Similarly, research on rodent brains of rats navigating mazes have shown the existence of cells that encode exactly this kind of salient information. Place cells fire when a rat visits a particular place in a maze, and border cells fire when a border in a certain direction is faced 1. On the other hand, also grid cells and head direction cells were discovered that encode a rough pose estimate of the rats head 2. So it seems that our brains are somehow roughly tracking our pose in the world, localizing itself by recognizing particular places.

A generative world model for navigation

Based on this we can define a generative model for an agent navigating its environment. Similar to a Partially Observable Markov Decision Process (POMDP), each timestep \(t\) the agent can perform actions \(\textbf{a}\) and has access to sensory observations \(\textbf{o}\). These observations are assumed to be caused by some hidden state \(\textbf{s}\), which the agent has to infer.

We extend this model in two ways. First, we assume part of the state must somehow encode the agent’s pose \(\textbf{p}\) in the world, similar to the grid and head direction cells mentioned earlier. Second, we add a level of hierarchy in which the agent can reason on a more coarse-grained level about the world, as moving from location to location. At this level, the agent forms believes over it’s current location \(\textbf{l}\), and can perform a move \(\textbf{m}\) to another location. The location of the agent will determine the low level state \(\textbf{s}\), and vice versa the low level state will provide evidence for the agent to infer its current location.

Hierarchical active inference

If you have read our previous blog posts, you might be familiar with active inference. In a nutshell, active inference states that intelligent behavior emerges from agents building a generative model of their environment, and constantly trying to minimize a variational bound on “surprise”, the so-called free energy. Having just introduced a special kind of hierarchical generative model suited for navigation, what happens if we provide it to a free energy minimizing agent? Well, in our paper we show that such an agent will build a cognitive map of its environment, and be able to navigate this map. Not only do we derive the math, but we also built a working example of such an agent. In effect, our LatentSLAM framework can be seen as an implementation of this kind of generative model. In addition, by also inferring actions that will minimize expected free energy in the future, the agent will engage in path planning on the highest hierarchical level, seeking the shortest and least ambiguous path to goals, and develop low-level control policies that trade-off staying on the route versus avoiding surprises, e.g. similar to obstacle avoiding behavior.

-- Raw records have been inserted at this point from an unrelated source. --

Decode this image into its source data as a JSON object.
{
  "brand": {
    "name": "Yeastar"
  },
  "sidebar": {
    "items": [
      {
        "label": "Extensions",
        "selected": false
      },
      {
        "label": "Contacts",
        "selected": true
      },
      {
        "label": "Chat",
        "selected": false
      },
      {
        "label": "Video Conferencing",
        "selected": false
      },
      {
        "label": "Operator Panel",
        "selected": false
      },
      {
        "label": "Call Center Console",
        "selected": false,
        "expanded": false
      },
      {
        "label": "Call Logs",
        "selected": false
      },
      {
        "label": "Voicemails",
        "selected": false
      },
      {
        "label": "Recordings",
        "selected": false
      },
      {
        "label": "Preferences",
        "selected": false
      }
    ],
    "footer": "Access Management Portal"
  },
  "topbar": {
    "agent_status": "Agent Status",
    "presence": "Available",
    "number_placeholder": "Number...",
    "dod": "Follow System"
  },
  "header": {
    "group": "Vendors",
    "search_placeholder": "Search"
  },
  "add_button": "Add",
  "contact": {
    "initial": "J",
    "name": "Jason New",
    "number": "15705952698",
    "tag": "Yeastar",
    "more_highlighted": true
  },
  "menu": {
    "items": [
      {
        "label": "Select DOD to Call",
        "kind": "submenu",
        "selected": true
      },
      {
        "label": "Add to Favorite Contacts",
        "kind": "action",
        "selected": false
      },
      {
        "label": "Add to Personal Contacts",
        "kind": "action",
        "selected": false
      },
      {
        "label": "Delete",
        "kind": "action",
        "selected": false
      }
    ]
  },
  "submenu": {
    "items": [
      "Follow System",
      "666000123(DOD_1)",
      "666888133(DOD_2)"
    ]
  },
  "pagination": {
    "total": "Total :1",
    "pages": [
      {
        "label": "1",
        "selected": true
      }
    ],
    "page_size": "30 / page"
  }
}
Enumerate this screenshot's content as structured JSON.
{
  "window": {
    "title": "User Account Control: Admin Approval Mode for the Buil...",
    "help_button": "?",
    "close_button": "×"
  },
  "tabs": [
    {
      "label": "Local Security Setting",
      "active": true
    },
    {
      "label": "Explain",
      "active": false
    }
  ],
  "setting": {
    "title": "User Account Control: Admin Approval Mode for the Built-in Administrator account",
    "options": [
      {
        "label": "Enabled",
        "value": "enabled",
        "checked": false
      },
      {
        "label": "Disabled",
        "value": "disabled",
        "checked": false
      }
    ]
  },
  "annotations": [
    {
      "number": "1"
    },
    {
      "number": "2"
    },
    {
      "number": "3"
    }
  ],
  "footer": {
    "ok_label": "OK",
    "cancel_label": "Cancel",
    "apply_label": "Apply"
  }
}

What’s next?

We have shown that simultaneous localization and mapping emerges naturally from a free energy minimizing agent equipped with a hierachical generative world model. Our current implementation illustrates that this indeed results in sensible cognitive maps, and that meaningful policies arise when minimizing expected free energy. However, the resulting policies are only as good as the model, and hence the data collection phase is crucial for the success of the robot. Currently, we also pretrain the model offline on a collected dataset. We are now looking into online and continual learning schemes, that allow the robot to explore and gather the data necessary to improve its model. Also this exploratory, information seeking behavior emerges from active inference, but is not straightforward to implement on a real robot.

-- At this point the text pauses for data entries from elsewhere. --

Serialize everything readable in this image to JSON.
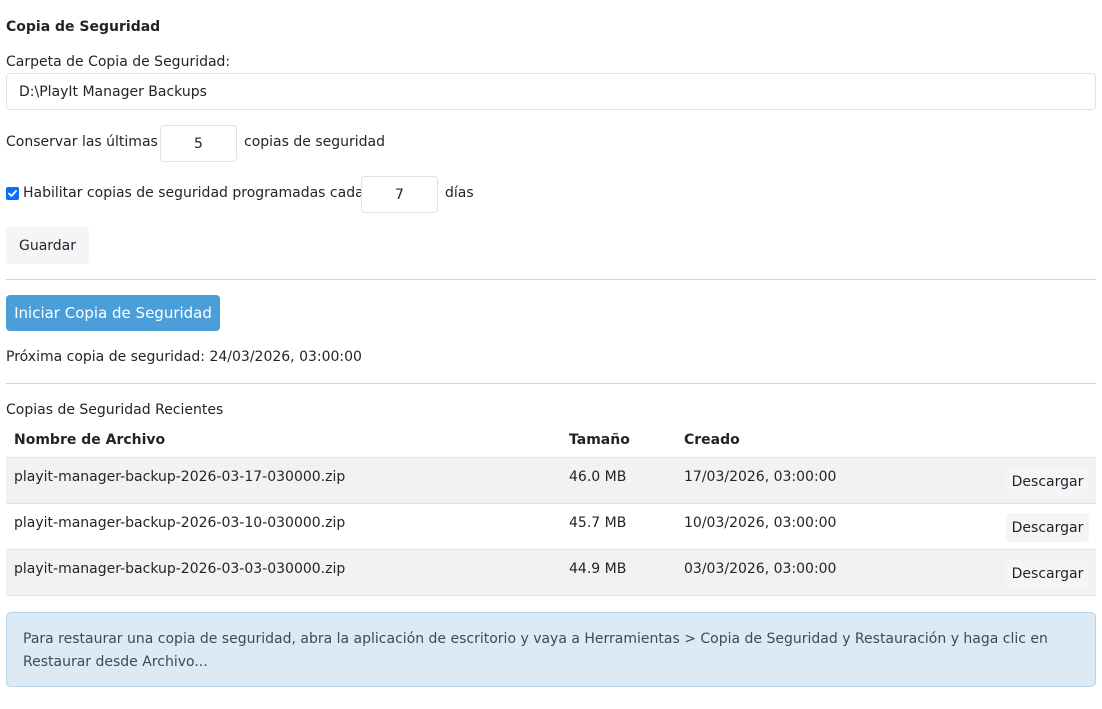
{
  "section_title": "Copia de Seguridad",
  "folder": {
    "label": "Carpeta de Copia de Seguridad:",
    "value": "D:\\PlayIt Manager Backups"
  },
  "retention": {
    "prefix": "Conservar las últimas",
    "value": "5",
    "suffix": "copias de seguridad"
  },
  "schedule": {
    "checked": true,
    "label": "Habilitar copias de seguridad programadas cada",
    "value": "7",
    "suffix": "días"
  },
  "save_label": "Guardar",
  "start_backup_label": "Iniciar Copia de Seguridad",
  "next_backup": "Próxima copia de seguridad: 24/03/2026, 03:00:00",
  "recent": {
    "title": "Copias de Seguridad Recientes",
    "columns": [
      "Nombre de Archivo",
      "Tamaño",
      "Creado"
    ],
    "rows": [
      {
        "name": "playit-manager-backup-2026-03-17-030000.zip",
        "size": "46.0 MB",
        "created": "17/03/2026, 03:00:00",
        "action": "Descargar"
      },
      {
        "name": "playit-manager-backup-2026-03-10-030000.zip",
        "size": "45.7 MB",
        "created": "10/03/2026, 03:00:00",
        "action": "Descargar"
      },
      {
        "name": "playit-manager-backup-2026-03-03-030000.zip",
        "size": "44.9 MB",
        "created": "03/03/2026, 03:00:00",
        "action": "Descargar"
      }
    ]
  },
  "info": "Para restaurar una copia de seguridad, abra la aplicación de escritorio y vaya a Herramientas > Copia de Seguridad y Restauración y haga clic en Restaurar desde Archivo...",
  "colors": {
    "primary_button": "#4a9ed9",
    "checkbox": "#0d6efd",
    "alert_bg": "#dbeaf5",
    "row_stripe": "#f2f2f2"
  }
}
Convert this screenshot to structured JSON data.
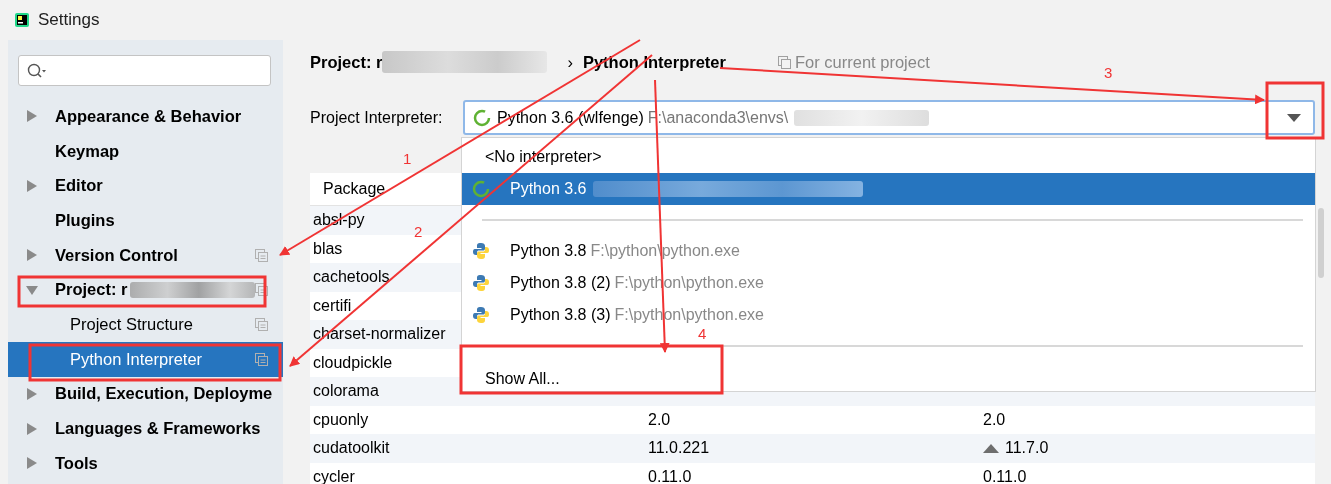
{
  "window": {
    "title": "Settings"
  },
  "sidebar": {
    "items": [
      {
        "label": "Appearance & Behavior",
        "kind": "group",
        "expanded": false,
        "selected": false,
        "project_level": false
      },
      {
        "label": "Keymap",
        "kind": "leaf",
        "selected": false,
        "project_level": false
      },
      {
        "label": "Editor",
        "kind": "group",
        "expanded": false,
        "selected": false,
        "project_level": false
      },
      {
        "label": "Plugins",
        "kind": "leaf",
        "selected": false,
        "project_level": false
      },
      {
        "label": "Version Control",
        "kind": "group",
        "expanded": false,
        "selected": false,
        "project_level": true
      },
      {
        "label": "Project: r",
        "kind": "group",
        "expanded": true,
        "redacted": true,
        "selected": false,
        "project_level": true,
        "children": [
          {
            "label": "Project Structure",
            "selected": false,
            "project_level": true
          },
          {
            "label": "Python Interpreter",
            "selected": true,
            "project_level": true
          }
        ]
      },
      {
        "label": "Build, Execution, Deployme",
        "kind": "group",
        "expanded": false,
        "selected": false,
        "project_level": false
      },
      {
        "label": "Languages & Frameworks",
        "kind": "group",
        "expanded": false,
        "selected": false,
        "project_level": false
      },
      {
        "label": "Tools",
        "kind": "group",
        "expanded": false,
        "selected": false,
        "project_level": false
      }
    ]
  },
  "breadcrumb": {
    "project": "Project: r",
    "separator": "›",
    "page": "Python Interpreter",
    "scope": "For current project"
  },
  "interpreter": {
    "label": "Project Interpreter:",
    "name": "Python 3.6 (wlfenge)",
    "path": "F:\\anaconda3\\envs\\"
  },
  "table": {
    "columns": [
      "Package"
    ],
    "rows": [
      {
        "package": "absl-py"
      },
      {
        "package": "blas"
      },
      {
        "package": "cachetools"
      },
      {
        "package": "certifi"
      },
      {
        "package": "charset-normalizer"
      },
      {
        "package": "cloudpickle"
      },
      {
        "package": "colorama"
      },
      {
        "package": "cpuonly",
        "version": "2.0",
        "latest": "2.0",
        "upgrade": false
      },
      {
        "package": "cudatoolkit",
        "version": "11.0.221",
        "latest": "11.7.0",
        "upgrade": true
      },
      {
        "package": "cycler",
        "version": "0.11.0",
        "latest": "0.11.0",
        "upgrade": false
      }
    ]
  },
  "dropdown": {
    "items": [
      {
        "kind": "none",
        "name": "<No interpreter>",
        "selected": false
      },
      {
        "kind": "conda",
        "name": "Python 3.6",
        "redacted": true,
        "selected": true
      },
      {
        "kind": "separator"
      },
      {
        "kind": "python",
        "name": "Python 3.8",
        "path": "F:\\python\\python.exe",
        "selected": false
      },
      {
        "kind": "python",
        "name": "Python 3.8 (2)",
        "path": "F:\\python\\python.exe",
        "selected": false
      },
      {
        "kind": "python",
        "name": "Python 3.8 (3)",
        "path": "F:\\python\\python.exe",
        "selected": false
      },
      {
        "kind": "separator"
      },
      {
        "kind": "action",
        "name": "Show All...",
        "selected": false
      }
    ]
  },
  "annotations": [
    {
      "number": "1"
    },
    {
      "number": "2"
    },
    {
      "number": "3"
    },
    {
      "number": "4"
    }
  ]
}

Also, as mentioned before, we currently have enforced a part of the state space to encode an estimate of the agent’s pose \(\textbf{p}\) in the world. An intruiging research question is whether this indeed has to be imposed, whether the agent will naturally learn pose encodings in its state space purely from data, or whether some inductive bias is required for the model to give rise to grid and place cells. This might shed a new light on how humans and other animals are able to navigate, and foster novel theories on the inner workings of our brain.